What you return must be every line below that includes the word "JSON".

App and web page records →
________________________________________

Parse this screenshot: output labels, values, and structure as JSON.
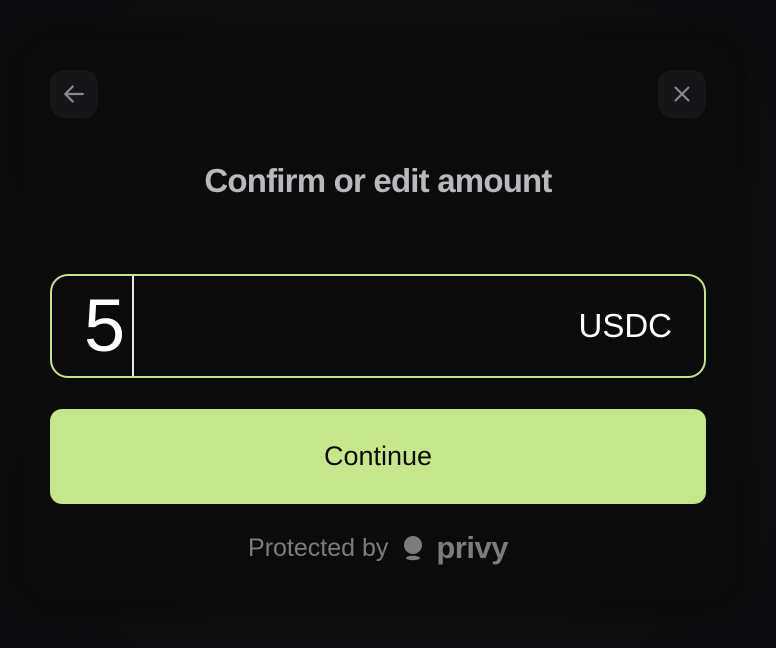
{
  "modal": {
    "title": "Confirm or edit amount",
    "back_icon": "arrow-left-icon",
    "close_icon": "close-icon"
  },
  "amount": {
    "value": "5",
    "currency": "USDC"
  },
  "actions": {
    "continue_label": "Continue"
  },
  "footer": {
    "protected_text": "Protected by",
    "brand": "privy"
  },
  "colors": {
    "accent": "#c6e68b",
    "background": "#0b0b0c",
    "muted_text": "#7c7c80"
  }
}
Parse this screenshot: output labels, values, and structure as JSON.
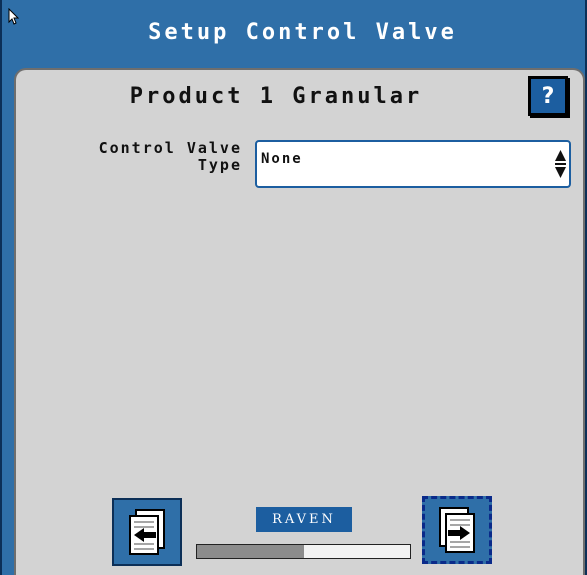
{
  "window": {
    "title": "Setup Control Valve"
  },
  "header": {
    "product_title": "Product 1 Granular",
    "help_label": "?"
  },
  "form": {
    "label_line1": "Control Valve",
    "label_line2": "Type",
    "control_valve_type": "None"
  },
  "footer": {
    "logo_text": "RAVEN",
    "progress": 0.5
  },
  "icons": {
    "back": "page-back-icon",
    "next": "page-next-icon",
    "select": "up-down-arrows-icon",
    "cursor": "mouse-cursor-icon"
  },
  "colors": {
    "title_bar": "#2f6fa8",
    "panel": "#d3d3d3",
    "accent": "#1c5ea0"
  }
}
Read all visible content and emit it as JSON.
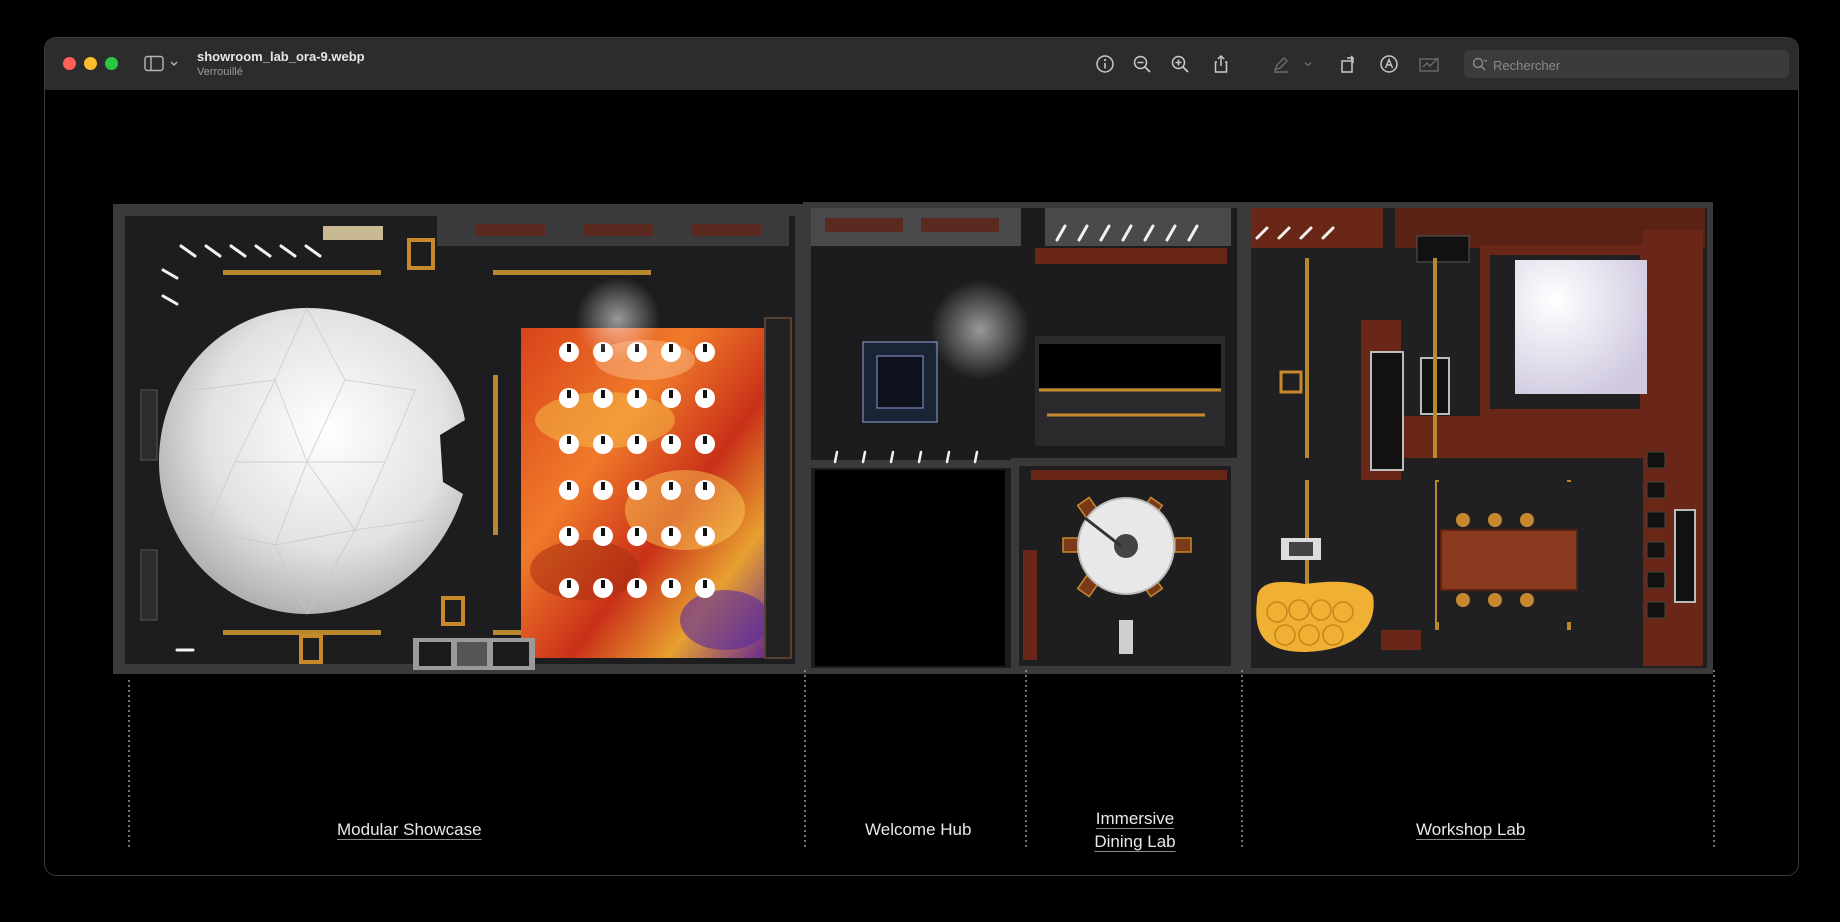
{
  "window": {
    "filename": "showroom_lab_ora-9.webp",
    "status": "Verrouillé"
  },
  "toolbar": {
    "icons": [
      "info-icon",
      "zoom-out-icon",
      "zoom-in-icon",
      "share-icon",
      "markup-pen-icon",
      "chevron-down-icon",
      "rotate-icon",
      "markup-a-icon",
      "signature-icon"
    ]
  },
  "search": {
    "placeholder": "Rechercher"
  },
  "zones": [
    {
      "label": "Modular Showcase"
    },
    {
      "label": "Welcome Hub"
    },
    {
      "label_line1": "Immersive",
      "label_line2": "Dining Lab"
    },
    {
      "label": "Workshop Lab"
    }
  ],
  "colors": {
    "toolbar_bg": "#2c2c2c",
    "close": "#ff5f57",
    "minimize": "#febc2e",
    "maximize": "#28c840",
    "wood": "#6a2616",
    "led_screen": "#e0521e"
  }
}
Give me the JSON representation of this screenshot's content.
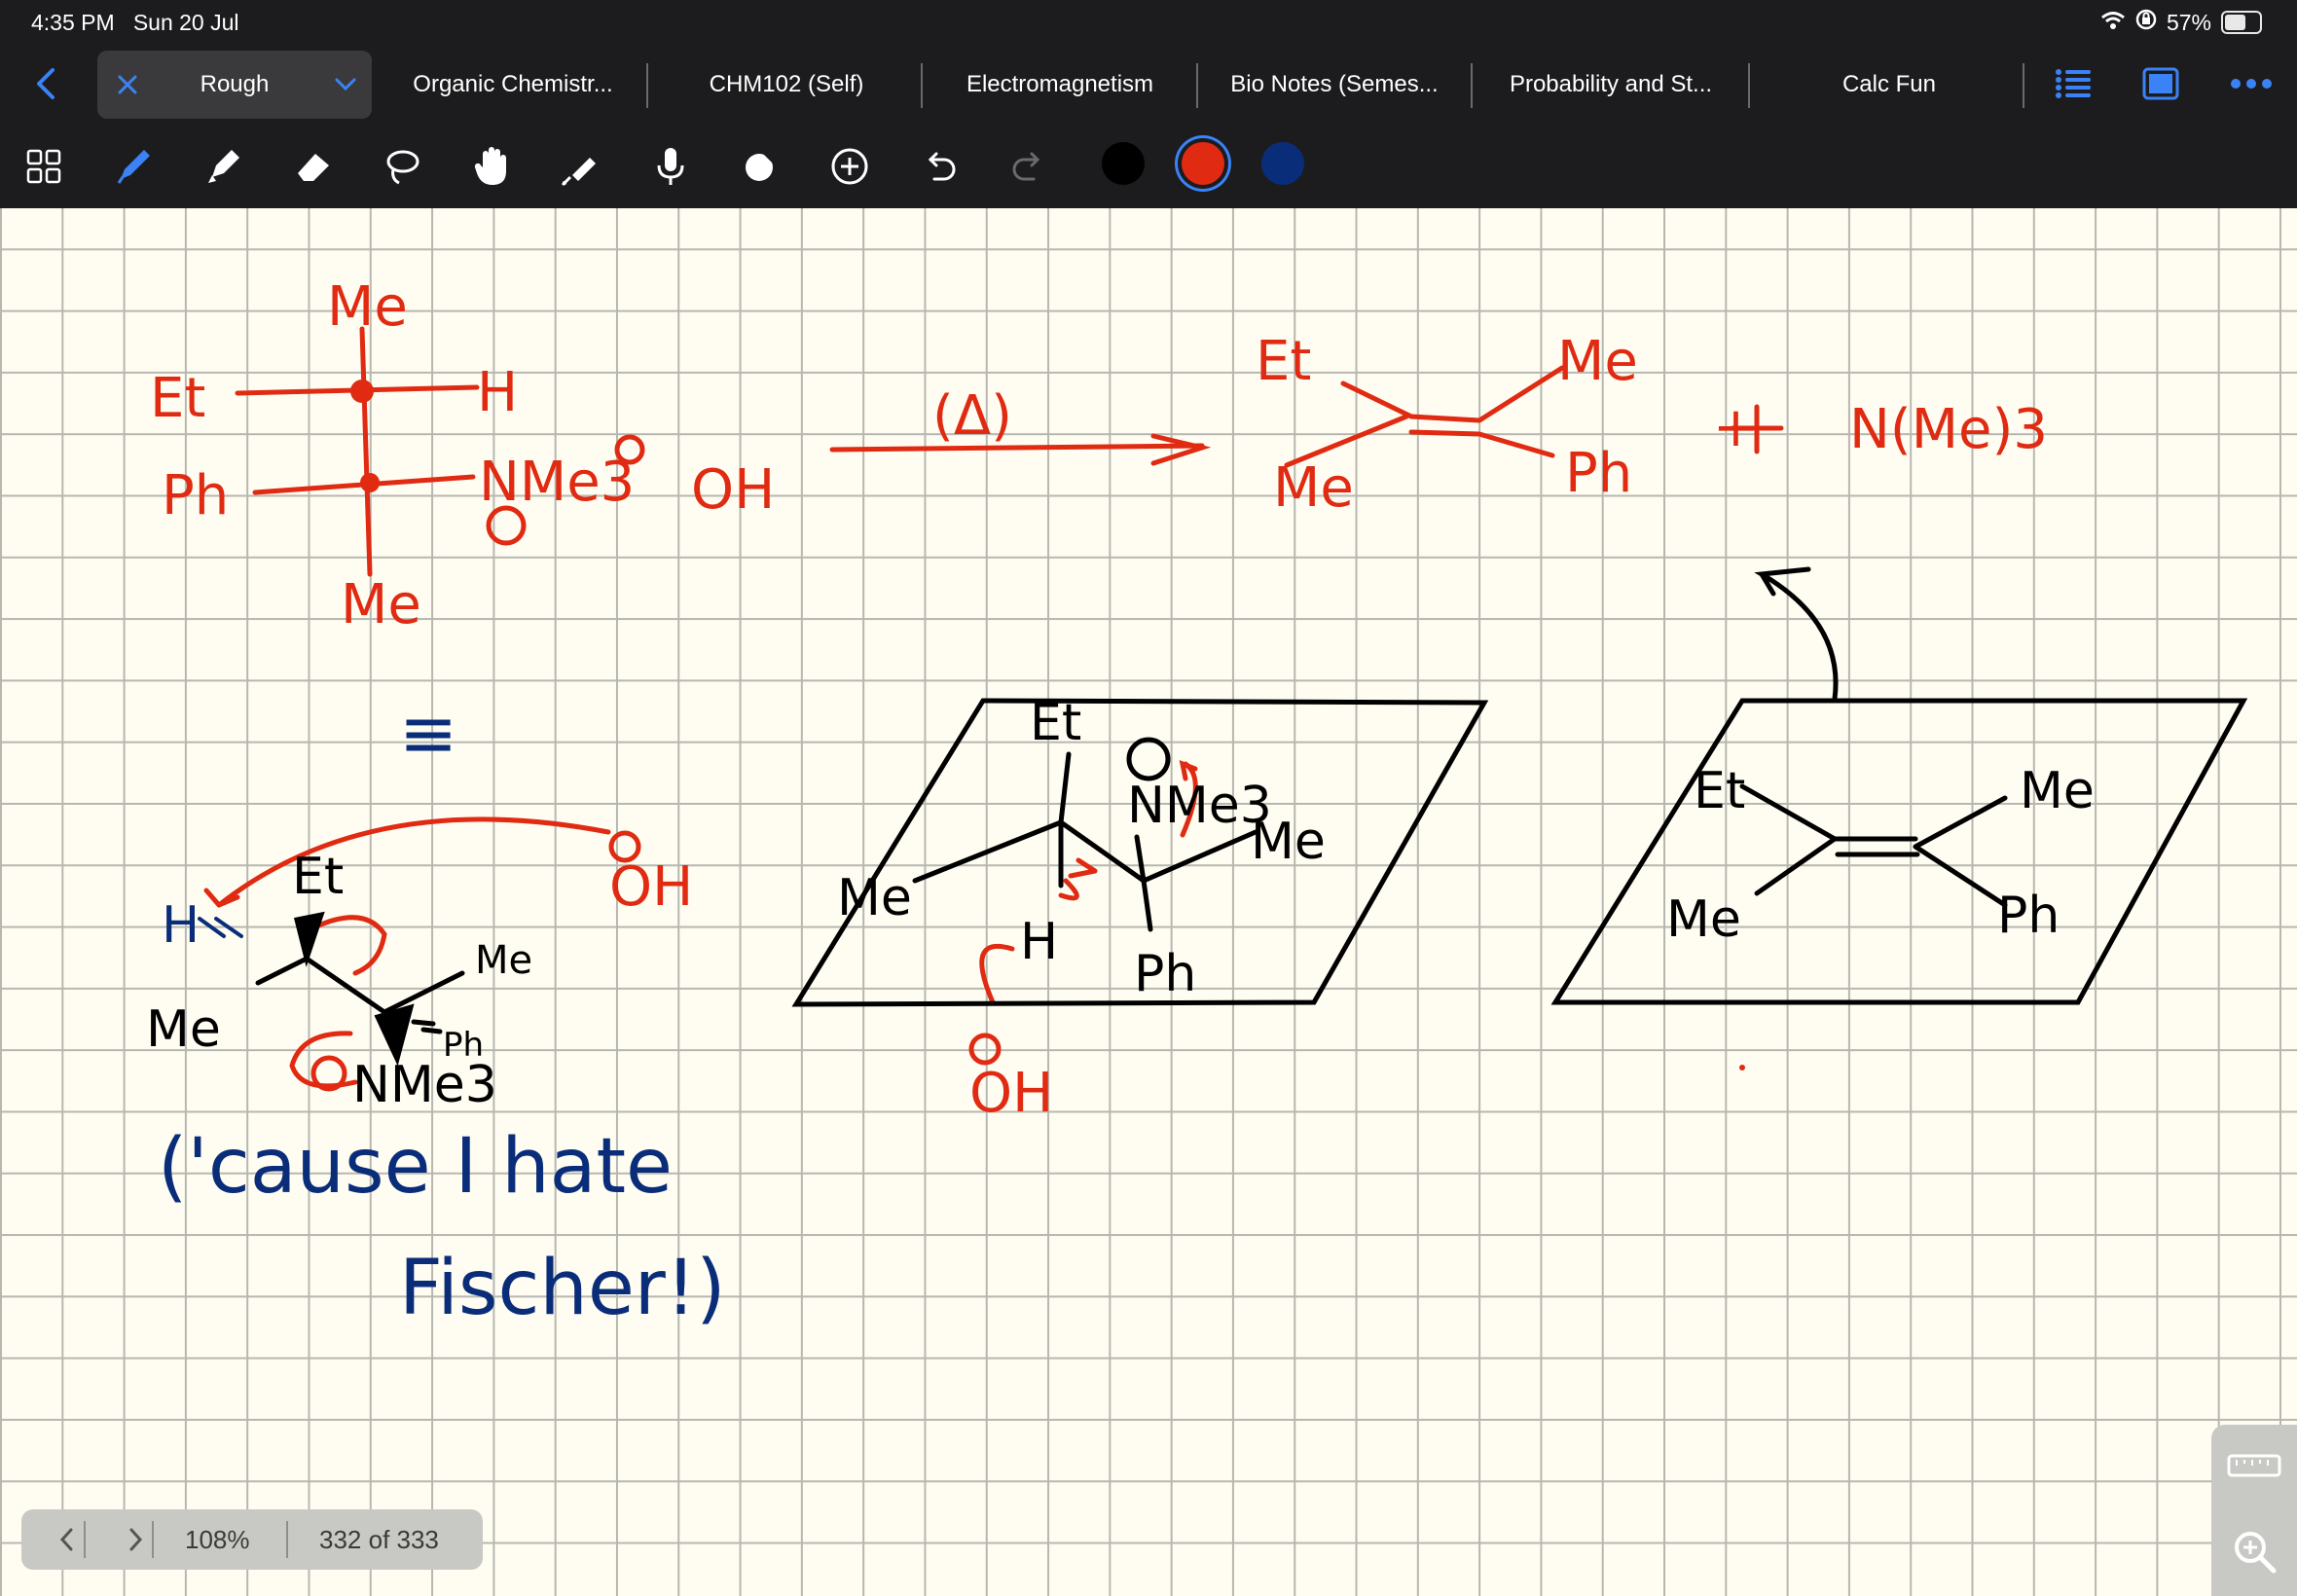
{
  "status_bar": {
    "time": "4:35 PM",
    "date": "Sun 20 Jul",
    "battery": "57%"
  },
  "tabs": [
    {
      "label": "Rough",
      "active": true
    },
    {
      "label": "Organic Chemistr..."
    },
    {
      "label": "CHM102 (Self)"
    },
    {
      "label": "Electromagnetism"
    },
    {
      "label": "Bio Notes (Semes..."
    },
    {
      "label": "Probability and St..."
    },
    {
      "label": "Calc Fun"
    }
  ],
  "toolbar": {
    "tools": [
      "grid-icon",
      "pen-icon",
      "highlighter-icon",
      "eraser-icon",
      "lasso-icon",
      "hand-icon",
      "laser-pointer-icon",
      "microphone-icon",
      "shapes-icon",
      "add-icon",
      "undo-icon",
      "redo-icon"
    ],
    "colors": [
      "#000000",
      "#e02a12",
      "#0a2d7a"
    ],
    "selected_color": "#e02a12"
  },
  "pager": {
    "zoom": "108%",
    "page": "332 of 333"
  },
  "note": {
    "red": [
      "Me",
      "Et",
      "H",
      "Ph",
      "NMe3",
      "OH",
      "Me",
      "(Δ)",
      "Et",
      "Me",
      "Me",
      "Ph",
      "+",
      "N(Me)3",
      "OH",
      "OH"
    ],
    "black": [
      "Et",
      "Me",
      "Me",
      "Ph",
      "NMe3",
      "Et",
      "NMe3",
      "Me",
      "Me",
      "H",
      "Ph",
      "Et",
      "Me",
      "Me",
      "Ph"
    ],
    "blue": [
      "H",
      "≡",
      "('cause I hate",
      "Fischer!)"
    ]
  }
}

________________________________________

OUTPUT FOR THIS EXERCISE →
Parse this screenshot: output labels, values, and structure as JSON.
Parse this screenshot: output labels, values, and structure as JSON.
Read all visible content and emit it as JSON.
Give me the JSON representation of this screenshot's content.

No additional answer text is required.